When sharpening cutlery, Suita are an essential stone in any progression. I don’t have high-end Japanese knives in my kitchen right now, most pieces are either vintage French carbon steel or modern Solingen stainless with a few older USA carbon steel pieces thrown in for good measure. I like to keep my edges going on a slightly harder Hon Suita, and occasionally I’ll dig into the geometry a bit deeper on a softer Tenjyou Suita if I have one available. I find Suita to have an advantage over softer offerings from, say – Tomae, Akapin or even Aoto. All of which have their place and time, but none can replace the strength and presence of Suita here. The differences between using any of them might, at times, be marginal – but other times quite notable. When working with a very vintage Thiers, I seem to get nowhere on anything from Tomae or Akapin but the second I get onto a muddy Oohira Tenjyou Suita I’m cutting wonderfully. Many users report similar experiences, so I know it’s not just that particular blade or me.

For the guys chasing kasumi finishes on high-end Japanese blades, I don’t have much to offer in the way of experience. However, I do know for a fact that the ground work is always essential to the final outcome. Harder steels need a stone that can really cut while leaving a gorgeous haze on the steel, and Suita fit the bill nicely there.
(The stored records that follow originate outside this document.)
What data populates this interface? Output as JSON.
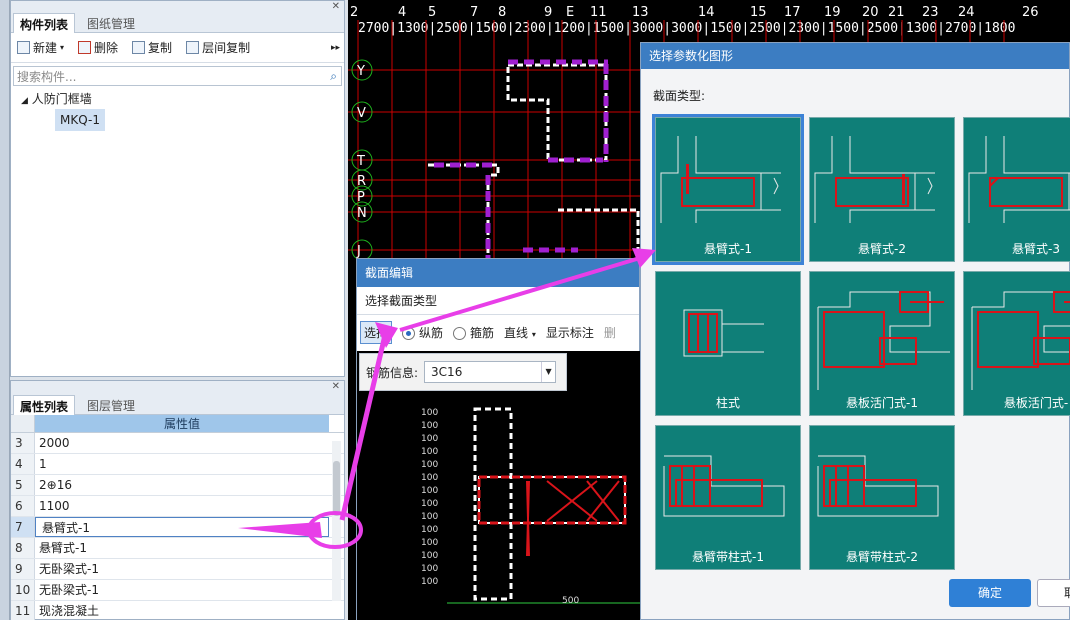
{
  "component_panel": {
    "tabs": [
      "构件列表",
      "图纸管理"
    ],
    "toolbar": {
      "new": "新建",
      "delete": "删除",
      "copy": "复制",
      "floor_copy": "层间复制"
    },
    "search_placeholder": "搜索构件...",
    "tree": {
      "parent": "人防门框墙",
      "child": "MKQ-1"
    }
  },
  "property_panel": {
    "tabs": [
      "属性列表",
      "图层管理"
    ],
    "column_header": "属性值",
    "rows": [
      {
        "num": "3",
        "value": "2000"
      },
      {
        "num": "4",
        "value": "1"
      },
      {
        "num": "5",
        "value": "2⊕16"
      },
      {
        "num": "6",
        "value": "1100"
      },
      {
        "num": "7",
        "value": "悬臂式-1"
      },
      {
        "num": "8",
        "value": "悬臂式-1"
      },
      {
        "num": "9",
        "value": "无卧梁式-1"
      },
      {
        "num": "10",
        "value": "无卧梁式-1"
      },
      {
        "num": "11",
        "value": "现浇混凝土"
      }
    ]
  },
  "cad": {
    "top_numbers": [
      "2",
      "4",
      "5",
      "7",
      "8",
      "9",
      "E",
      "11",
      "13",
      "14",
      "15",
      "17",
      "19",
      "20",
      "21",
      "23",
      "24",
      "26"
    ],
    "top_dims": "2700|1300|2500|1500|2300|1200|1500|3000|3000|1500|2500|2300|1500|2500|1300|2700|1800",
    "axis_letters": [
      "Y",
      "V",
      "T",
      "R",
      "P",
      "N",
      "J"
    ]
  },
  "section_dialog": {
    "title": "截面编辑",
    "select_type": "选择截面类型",
    "toolbar": {
      "select": "选择",
      "longitudinal": "纵筋",
      "stirrup": "箍筋",
      "line": "直线",
      "show_annot": "显示标注",
      "delete": "删"
    },
    "rebar_label": "钢筋信息:",
    "rebar_value": "3C16",
    "dim_tick": "100",
    "bottom_label": "500"
  },
  "param_dialog": {
    "title": "选择参数化图形",
    "section_type_label": "截面类型:",
    "tiles": [
      "悬臂式-1",
      "悬臂式-2",
      "悬臂式-3",
      "柱式",
      "悬板活门式-1",
      "悬板活门式-",
      "悬臂带柱式-1",
      "悬臂带柱式-2"
    ],
    "ok": "确定",
    "cancel": "取"
  },
  "colors": {
    "tile_bg": "#0f7f78",
    "accent": "#3c7dc2",
    "arrow": "#e83ee8",
    "rebar": "#d9141a"
  }
}
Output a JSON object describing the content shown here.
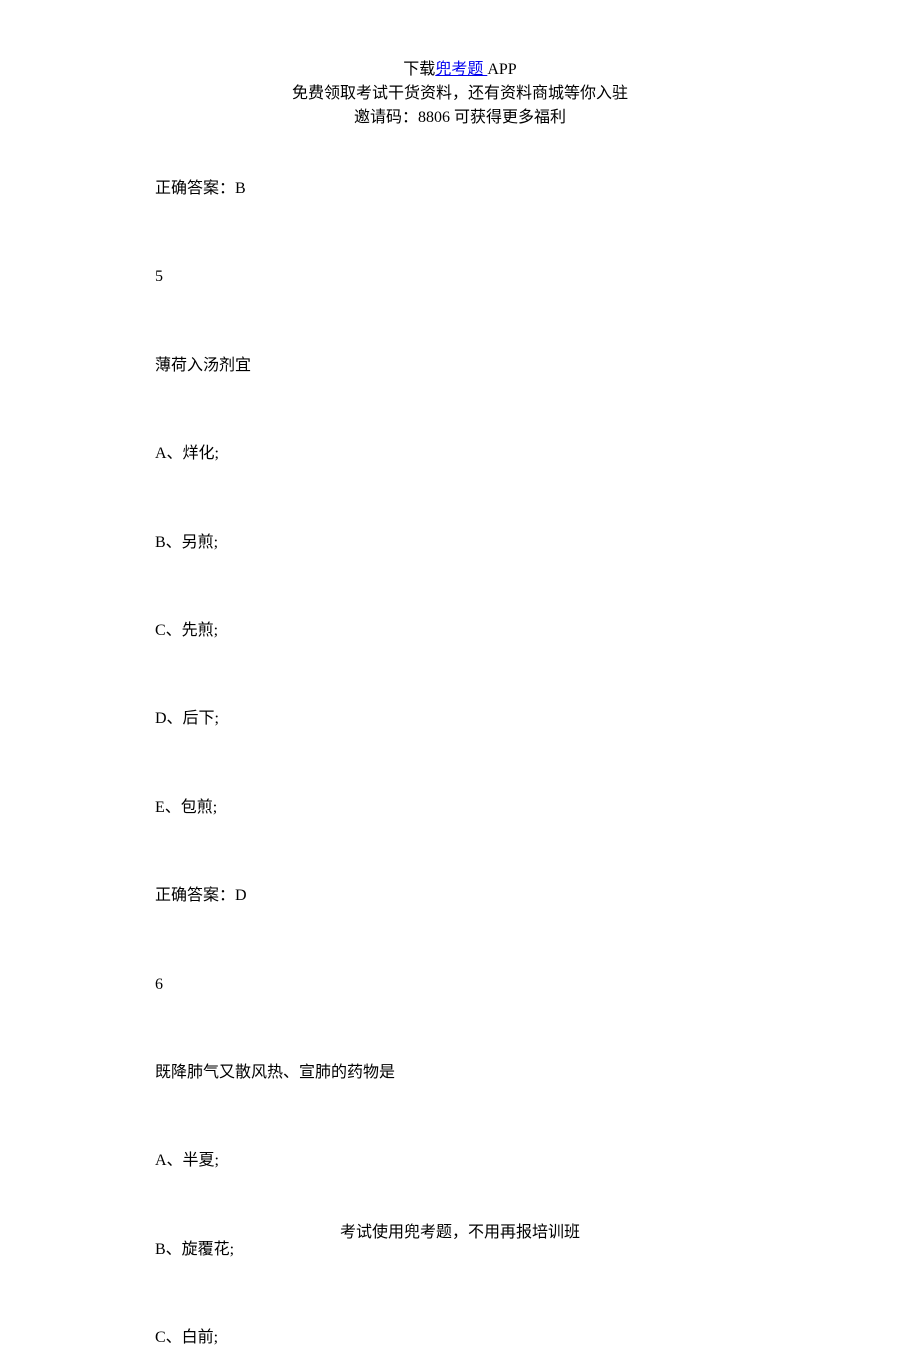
{
  "header": {
    "download_prefix": "下载",
    "link_text": "兜考题 ",
    "download_suffix": "APP",
    "line2": "免费领取考试干货资料，还有资料商城等你入驻",
    "line3": "邀请码：8806  可获得更多福利"
  },
  "content": {
    "answer_prev": "正确答案：B",
    "q5_number": "5",
    "q5_text": "薄荷入汤剂宜",
    "q5_option_a": "A、烊化;",
    "q5_option_b": "B、另煎;",
    "q5_option_c": "C、先煎;",
    "q5_option_d": "D、后下;",
    "q5_option_e": "E、包煎;",
    "q5_answer": "正确答案：D",
    "q6_number": "6",
    "q6_text": "既降肺气又散风热、宣肺的药物是",
    "q6_option_a": "A、半夏;",
    "q6_option_b": "B、旋覆花;",
    "q6_option_c": "C、白前;"
  },
  "footer": {
    "text": "考试使用兜考题，不用再报培训班"
  }
}
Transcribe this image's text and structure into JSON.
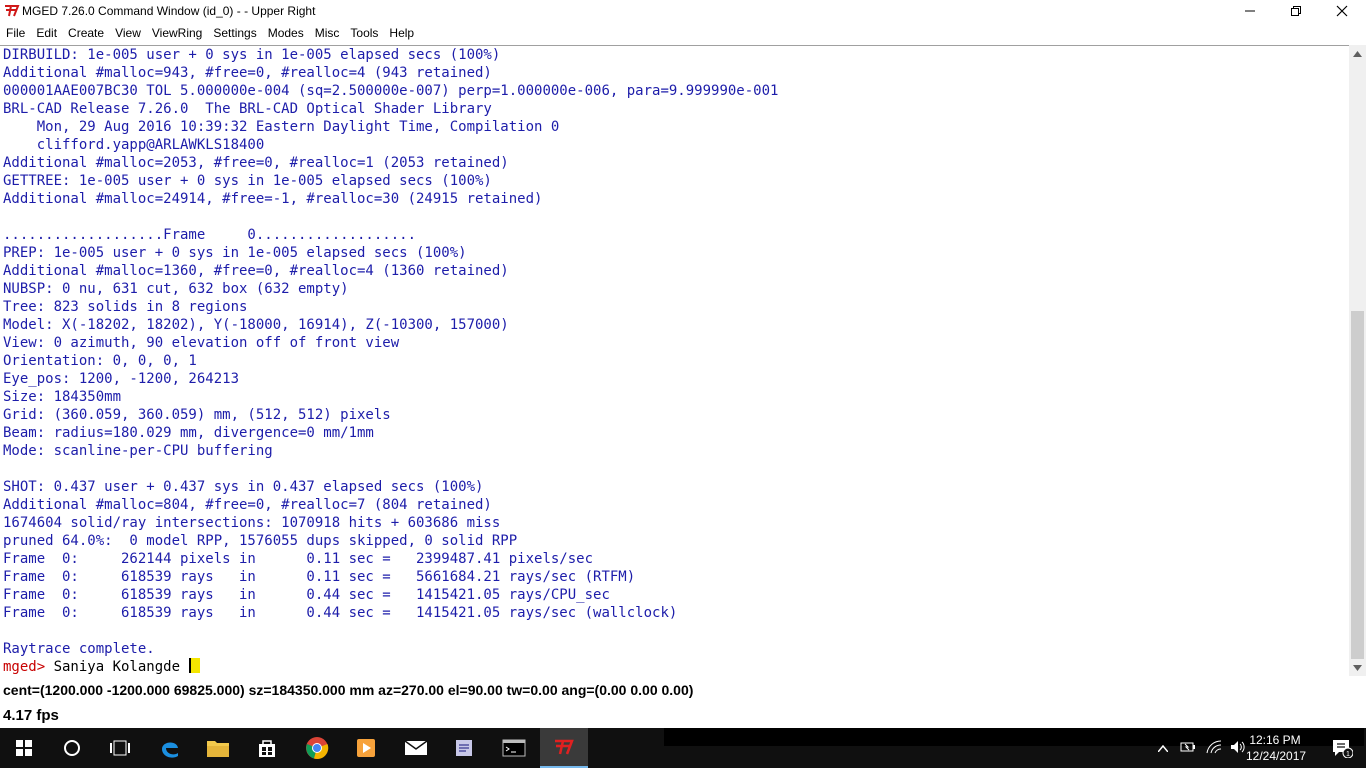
{
  "window": {
    "title": "MGED 7.26.0 Command Window (id_0) -  - Upper Right",
    "app_icon": "brlcad-logo-icon",
    "controls": [
      "minimize-icon",
      "restore-icon",
      "close-icon"
    ]
  },
  "menu": [
    {
      "label": "File"
    },
    {
      "label": "Edit"
    },
    {
      "label": "Create"
    },
    {
      "label": "View"
    },
    {
      "label": "ViewRing"
    },
    {
      "label": "Settings"
    },
    {
      "label": "Modes"
    },
    {
      "label": "Misc"
    },
    {
      "label": "Tools"
    },
    {
      "label": "Help"
    }
  ],
  "console": {
    "lines": [
      "DIRBUILD: 1e-005 user + 0 sys in 1e-005 elapsed secs (100%)",
      "Additional #malloc=943, #free=0, #realloc=4 (943 retained)",
      "000001AAE007BC30 TOL 5.000000e-004 (sq=2.500000e-007) perp=1.000000e-006, para=9.999990e-001",
      "BRL-CAD Release 7.26.0  The BRL-CAD Optical Shader Library",
      "    Mon, 29 Aug 2016 10:39:32 Eastern Daylight Time, Compilation 0",
      "    clifford.yapp@ARLAWKLS18400",
      "Additional #malloc=2053, #free=0, #realloc=1 (2053 retained)",
      "GETTREE: 1e-005 user + 0 sys in 1e-005 elapsed secs (100%)",
      "Additional #malloc=24914, #free=-1, #realloc=30 (24915 retained)",
      "",
      "...................Frame     0...................",
      "PREP: 1e-005 user + 0 sys in 1e-005 elapsed secs (100%)",
      "Additional #malloc=1360, #free=0, #realloc=4 (1360 retained)",
      "NUBSP: 0 nu, 631 cut, 632 box (632 empty)",
      "Tree: 823 solids in 8 regions",
      "Model: X(-18202, 18202), Y(-18000, 16914), Z(-10300, 157000)",
      "View: 0 azimuth, 90 elevation off of front view",
      "Orientation: 0, 0, 0, 1",
      "Eye_pos: 1200, -1200, 264213",
      "Size: 184350mm",
      "Grid: (360.059, 360.059) mm, (512, 512) pixels",
      "Beam: radius=180.029 mm, divergence=0 mm/1mm",
      "Mode: scanline-per-CPU buffering",
      "",
      "SHOT: 0.437 user + 0.437 sys in 0.437 elapsed secs (100%)",
      "Additional #malloc=804, #free=0, #realloc=7 (804 retained)",
      "1674604 solid/ray intersections: 1070918 hits + 603686 miss",
      "pruned 64.0%:  0 model RPP, 1576055 dups skipped, 0 solid RPP",
      "Frame  0:     262144 pixels in      0.11 sec =   2399487.41 pixels/sec",
      "Frame  0:     618539 rays   in      0.11 sec =   5661684.21 rays/sec (RTFM)",
      "Frame  0:     618539 rays   in      0.44 sec =   1415421.05 rays/CPU_sec",
      "Frame  0:     618539 rays   in      0.44 sec =   1415421.05 rays/sec (wallclock)",
      "",
      "Raytrace complete."
    ],
    "prompt": "mged> ",
    "command_input": "Saniya Kolangde "
  },
  "status": {
    "view_info": "cent=(1200.000 -1200.000 69825.000) sz=184350.000  mm  az=270.00  el=90.00  tw=0.00  ang=(0.00 0.00 0.00)",
    "fps": "4.17 fps"
  },
  "taskbar": {
    "items": [
      {
        "name": "start-windows-icon"
      },
      {
        "name": "search-circle-icon"
      },
      {
        "name": "task-view-icon"
      },
      {
        "name": "edge-browser-icon"
      },
      {
        "name": "file-explorer-icon"
      },
      {
        "name": "store-icon"
      },
      {
        "name": "chrome-icon"
      },
      {
        "name": "media-player-icon"
      },
      {
        "name": "mail-icon"
      },
      {
        "name": "document-app-icon"
      },
      {
        "name": "terminal-icon"
      },
      {
        "name": "brlcad-taskbar-icon"
      }
    ],
    "time": "12:16 PM",
    "date": "12/24/2017",
    "notification_count": "1"
  }
}
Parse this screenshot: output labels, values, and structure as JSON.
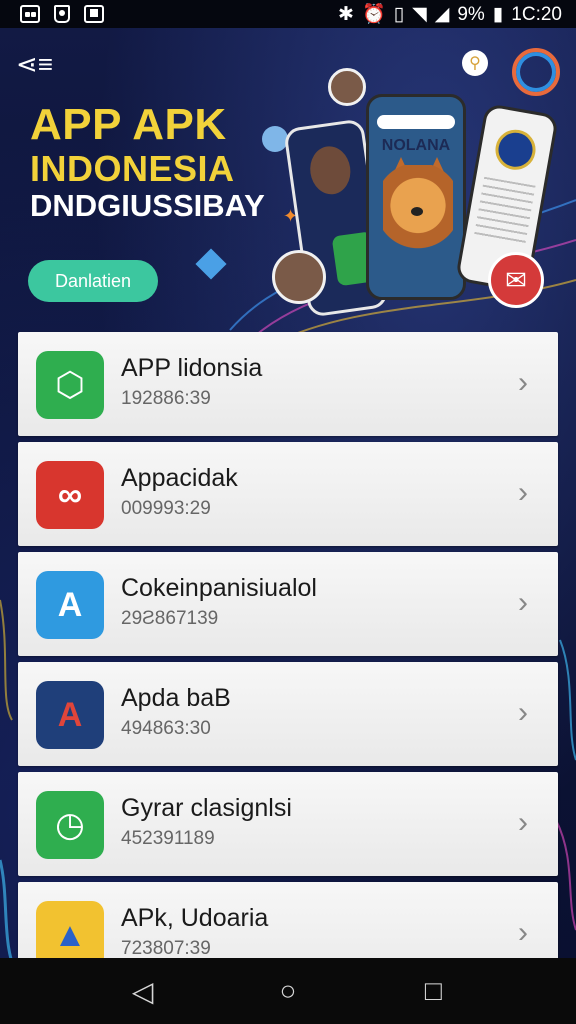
{
  "status_bar": {
    "battery": "9%",
    "time": "1C:20"
  },
  "header": {
    "title_line1": "APP APK",
    "title_line2": "INDONESIA",
    "title_line3": "DNDGIUSSIBAY",
    "download_button": "Danlatien",
    "phone_brand": "NOLANA"
  },
  "apps": [
    {
      "name": "APP lidonsia",
      "sub": "192886:39",
      "icon": "hexagon-icon",
      "color": "#2fae4f"
    },
    {
      "name": "Appacidak",
      "sub": "009993:29",
      "icon": "infinity-icon",
      "color": "#d8362e"
    },
    {
      "name": "Cokeinpanisiualol",
      "sub": "29Ƨ867139",
      "icon": "letter-a-icon",
      "color": "#2f9ae0"
    },
    {
      "name": "Apda baB",
      "sub": "494863:30",
      "icon": "letter-a-icon",
      "color": "#1f3f7a"
    },
    {
      "name": "Gyrar clasignlsi",
      "sub": "452391189",
      "icon": "clock-icon",
      "color": "#2fae4f"
    },
    {
      "name": "APk, Udoaria",
      "sub": "723807:39",
      "icon": "triangle-icon",
      "color": "#f2c230"
    }
  ],
  "nav": {
    "back_icon": "back-triangle-icon",
    "home_icon": "home-circle-icon",
    "recents_icon": "recents-square-icon"
  }
}
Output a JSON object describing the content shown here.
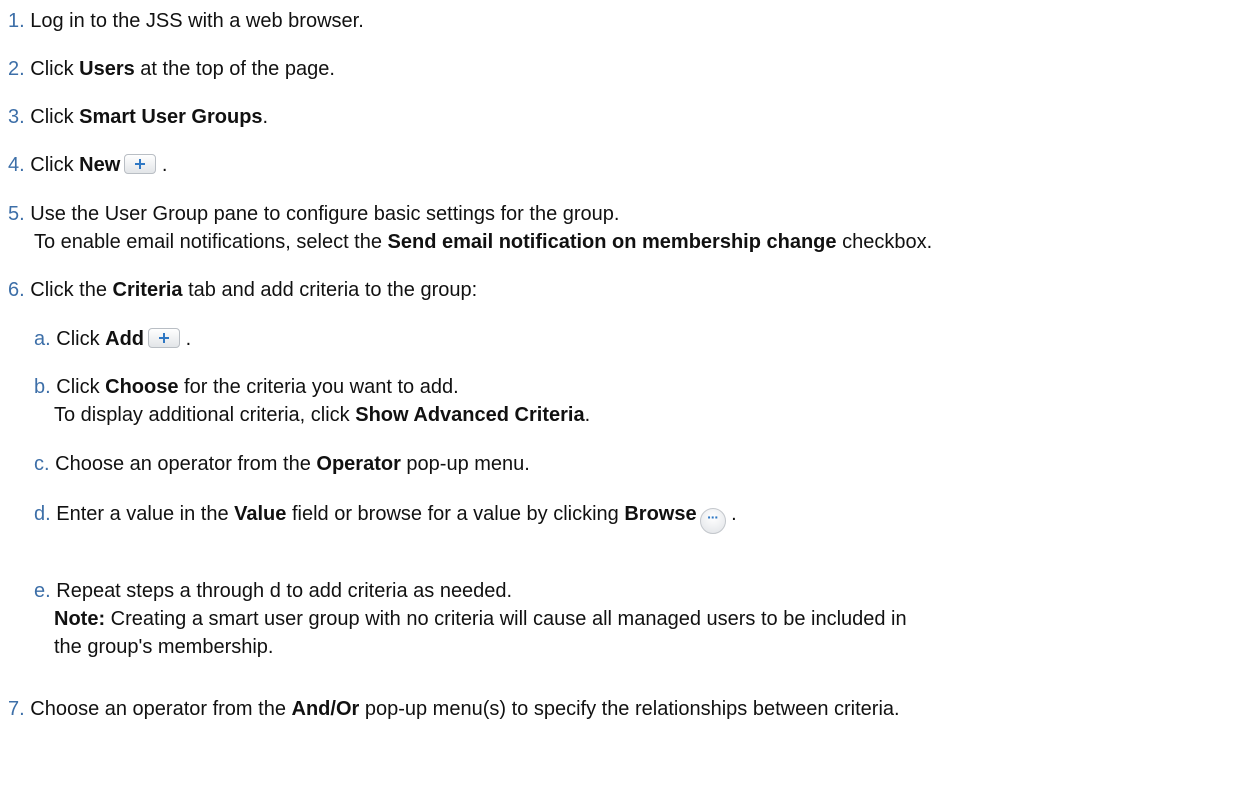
{
  "steps": {
    "s1": {
      "num": "1.",
      "text": "Log in to the JSS with a web browser."
    },
    "s2": {
      "num": "2.",
      "pre": "Click ",
      "bold": "Users",
      "post": " at the top of the page."
    },
    "s3": {
      "num": "3.",
      "pre": "Click ",
      "bold": "Smart User Groups",
      "post": "."
    },
    "s4": {
      "num": "4.",
      "pre": "Click ",
      "bold": "New",
      "post": " .",
      "icon": "plus-icon"
    },
    "s5": {
      "num": "5.",
      "line1": "Use the User Group pane to configure basic settings for the group.",
      "line2_pre": "To enable email notifications, select the ",
      "line2_bold": "Send email notification on membership change",
      "line2_post": " checkbox."
    },
    "s6": {
      "num": "6.",
      "pre": "Click the ",
      "bold": "Criteria",
      "post": " tab and add criteria to the group:"
    },
    "s7": {
      "num": "7.",
      "pre": "Choose an operator from the ",
      "bold": "And/Or",
      "post": " pop-up menu(s) to specify the relationships between criteria."
    }
  },
  "substeps": {
    "a": {
      "num": "a.",
      "pre": "Click ",
      "bold": "Add",
      "post": " .",
      "icon": "plus-icon"
    },
    "b": {
      "num": "b.",
      "line1_pre": "Click ",
      "line1_bold": "Choose",
      "line1_post": " for the criteria you want to add.",
      "line2_pre": "To display additional criteria, click ",
      "line2_bold": "Show Advanced Criteria",
      "line2_post": "."
    },
    "c": {
      "num": "c.",
      "pre": "Choose an operator from the ",
      "bold": "Operator",
      "post": " pop-up menu."
    },
    "d": {
      "num": "d.",
      "pre": "Enter a value in the ",
      "bold": "Value",
      "mid": " field or browse for a value by clicking ",
      "bold2": "Browse",
      "post": " .",
      "icon": "ellipsis-icon",
      "icon_glyph": "···"
    },
    "e": {
      "num": "e.",
      "line1": "Repeat steps a through d to add criteria as needed.",
      "note_label": "Note:",
      "note_text": " Creating a smart user group with no criteria will cause all managed users to be included in",
      "note_line2": "the group's membership."
    }
  },
  "colors": {
    "number": "#3d6fa8",
    "text": "#111111",
    "icon_blue": "#2f78c4"
  }
}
As for the subtleties of that finishing style, and the varying degrees and types of haze, I feel that any choices are made on a case-by-case basis, and entirely dependent upon which final-finish finger stones are employed to create the contrasting reflectivity in the different steels.

© Keith V Johnson 2014 - 2018